then--whoooosshh!--the perfect flow of aluminum through wind.
Recently, following an Athens Drive game, a couple of scouts
asked Josh to stick around and hit. He did. About 20 pitches
were thrown at him. Eight went over the outfield wall. "He has
every tool we look for in a position player," says Dan Jennings,
Tampa Bay's scouting director. "The best thing is his intensity.
He's shown us a true passion for the game. You don't always find
Relaxing in the school gymnasium on a recent rainy Wednesday,
size 19 feet propped up on an empty chair, Josh, who is now 6'4"
and 205 pounds, looks every bit the Athens Drive BMOC. He's
approached by men, women, boys, girls. Hey, Josh. Wassup, Josh?
Young women pass by, give him the once-over. How're you doing,
Josh? He doesn't seem to notice. He dates regularly but will not
be attending the senior prom. "I can't have anything bad happen
to me now," he says. "If I'm put in an awkward
situation...there's too much on the line."
He is handsome, with chiseled features, blue eyes, a short crop
of light brown hair that never seems out of place. He's quick
with a self-deprecating story. "My mama, sometimes she tells
people about this pin she keeps with her," says Josh. What's it
for? "So she can do this"--he takes an imaginary needle, pokes

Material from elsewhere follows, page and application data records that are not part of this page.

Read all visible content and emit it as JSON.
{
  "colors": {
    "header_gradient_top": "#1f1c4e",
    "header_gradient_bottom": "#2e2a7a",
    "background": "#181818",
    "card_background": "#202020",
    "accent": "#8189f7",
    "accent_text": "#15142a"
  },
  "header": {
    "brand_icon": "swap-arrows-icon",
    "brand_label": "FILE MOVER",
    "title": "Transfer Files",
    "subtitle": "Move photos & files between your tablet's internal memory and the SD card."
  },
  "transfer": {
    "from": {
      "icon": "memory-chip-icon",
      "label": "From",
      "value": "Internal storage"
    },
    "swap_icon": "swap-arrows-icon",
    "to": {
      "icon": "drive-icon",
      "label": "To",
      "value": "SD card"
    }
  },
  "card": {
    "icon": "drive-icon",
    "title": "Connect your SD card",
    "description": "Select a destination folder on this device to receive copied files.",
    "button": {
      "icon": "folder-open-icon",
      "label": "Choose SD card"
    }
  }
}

it in his head and makes a deflating pfffff.
Linda Hamilton, a former amateur softball player who was good
enough to make the boys' varsity baseball team at nearby Cary

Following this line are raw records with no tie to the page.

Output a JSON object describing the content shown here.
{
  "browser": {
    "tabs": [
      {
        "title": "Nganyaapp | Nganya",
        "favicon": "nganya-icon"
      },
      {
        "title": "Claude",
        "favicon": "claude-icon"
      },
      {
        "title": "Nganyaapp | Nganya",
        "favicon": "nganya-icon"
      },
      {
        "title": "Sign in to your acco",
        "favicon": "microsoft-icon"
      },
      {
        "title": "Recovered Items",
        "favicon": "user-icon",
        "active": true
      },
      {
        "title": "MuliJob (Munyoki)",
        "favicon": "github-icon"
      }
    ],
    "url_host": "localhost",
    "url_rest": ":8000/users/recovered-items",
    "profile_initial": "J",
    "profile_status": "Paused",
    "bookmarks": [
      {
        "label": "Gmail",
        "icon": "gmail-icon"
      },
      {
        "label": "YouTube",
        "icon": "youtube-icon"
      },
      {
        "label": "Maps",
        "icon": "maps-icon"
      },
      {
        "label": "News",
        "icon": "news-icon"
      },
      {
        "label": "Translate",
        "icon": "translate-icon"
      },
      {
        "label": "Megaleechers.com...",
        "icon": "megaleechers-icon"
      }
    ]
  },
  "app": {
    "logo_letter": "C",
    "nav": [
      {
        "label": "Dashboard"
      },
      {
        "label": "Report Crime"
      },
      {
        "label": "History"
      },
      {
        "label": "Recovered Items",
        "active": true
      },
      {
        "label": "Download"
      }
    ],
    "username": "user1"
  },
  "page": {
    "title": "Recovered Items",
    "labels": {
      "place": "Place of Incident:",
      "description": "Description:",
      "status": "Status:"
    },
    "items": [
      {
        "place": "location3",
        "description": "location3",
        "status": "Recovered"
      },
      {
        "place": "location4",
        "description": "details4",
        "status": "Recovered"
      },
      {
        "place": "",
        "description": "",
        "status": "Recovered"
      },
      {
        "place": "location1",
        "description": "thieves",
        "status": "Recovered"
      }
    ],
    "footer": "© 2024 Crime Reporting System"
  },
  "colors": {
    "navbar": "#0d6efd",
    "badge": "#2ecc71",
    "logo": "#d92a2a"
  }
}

High in the late '70s, laughs softly. She is proud of her son.
Not surprised, proud. In 12 years she has missed only one of his
games (in 1998, with a harsh case of the flu). Wherever Josh
goes next season, she promises she and her husband will follow.
(Josh's older brother is 21.) If he is starting for yooouuur
West Tennessee Diamond Jaxx, the Hamiltons will be the newest
residents of Jackson, Tenn. If the Billings Mustangs become his
destiny, well, there are worse places to live than Montana.
"We've always been there for each other," says Linda. "Wherever
he's been, whatever he's had to do, we've made sure to show
support. He's still just a boy. I don't feel comfortable yet
sending him out into the world by himself." The Mahoning Valley
Scrappers? Says Linda, "If we have to move to Mahoning...." A
moment of thought. "Where is that?"
The Hamiltons' aw-shucks, down-home humility makes Josh all the
more appealing. He does not want to pitch. But if, let's say,
Tampa Bay reverses strategy and plucks him as the next Nolan
Ryan, there will be no J.D. Drew II: I'm Too Good for You. Josh
says that he'll be happy with a fair offer. Specifically,
something slightly higher than the $8 million over five years
that last year's top selection, first baseman Pat Burrell of the
University of Miami, got. "It's like my dad sometimes says,"
Josh says. "We're not lookin' to take anybody to the cleaners."
Late last year, the Hamiltons were besieged by about 20 agents
pitching to represent their son. One by one, the suits found
their way to Raleigh. One by one, they were turned away. "One
guy, he was polite the whole time--very friendly, courteous, all
that," says Josh, who has an adviser from IMG and plans to sign
with the agency after he gets drafted. "The minute we told him
no, he turned mean. I was like, Doggone, why be like that?"
Josh catches himself. "I'm sure they were all fine," he says. Of
course, they weren't all fine. Josh sees that. But the kid from
Raleigh also recognizes this: Mean folks make no difference. One
day he'll be a major leaguer. Trust us--he knows.
Five Fellow First-rounders
Count on these players to join Raleigh, N.C., sensation Josh
Hamilton as first-round selections in major league baseball's
amateur draft from June 2-4.
POSITION SCHOOL SEASON STATS
Josh Beckett Spring (Texas) High 10-0, 69 1/3 IP,142 Ks
Throws in the mid-90s; extremely confident, hard-nosed
Bobby Bradley Wellington High, 9-1, 0.47 ERA
Pitcher (R) West Palm Beach, Fla.
Fastball in the low 90s, plus one of the best curves in the
B.J. Garbe Moses Lake (Wash.) High .588, 6 HR, 22 RBIs
All-state quarterback strives to be the next Gwynn, not Griese
Eric Munson Southern Cal .308, 10 HR, 32 RBIs
Broken bone in hand kept junior out for five weeks; returned May
2, but stock could be down
Kyle Snyder North Carolina 7-2, 3.88 ERA
6'8" junior mixes pitches well, throws hard; missed one start
with triceps tendinitis, came back strong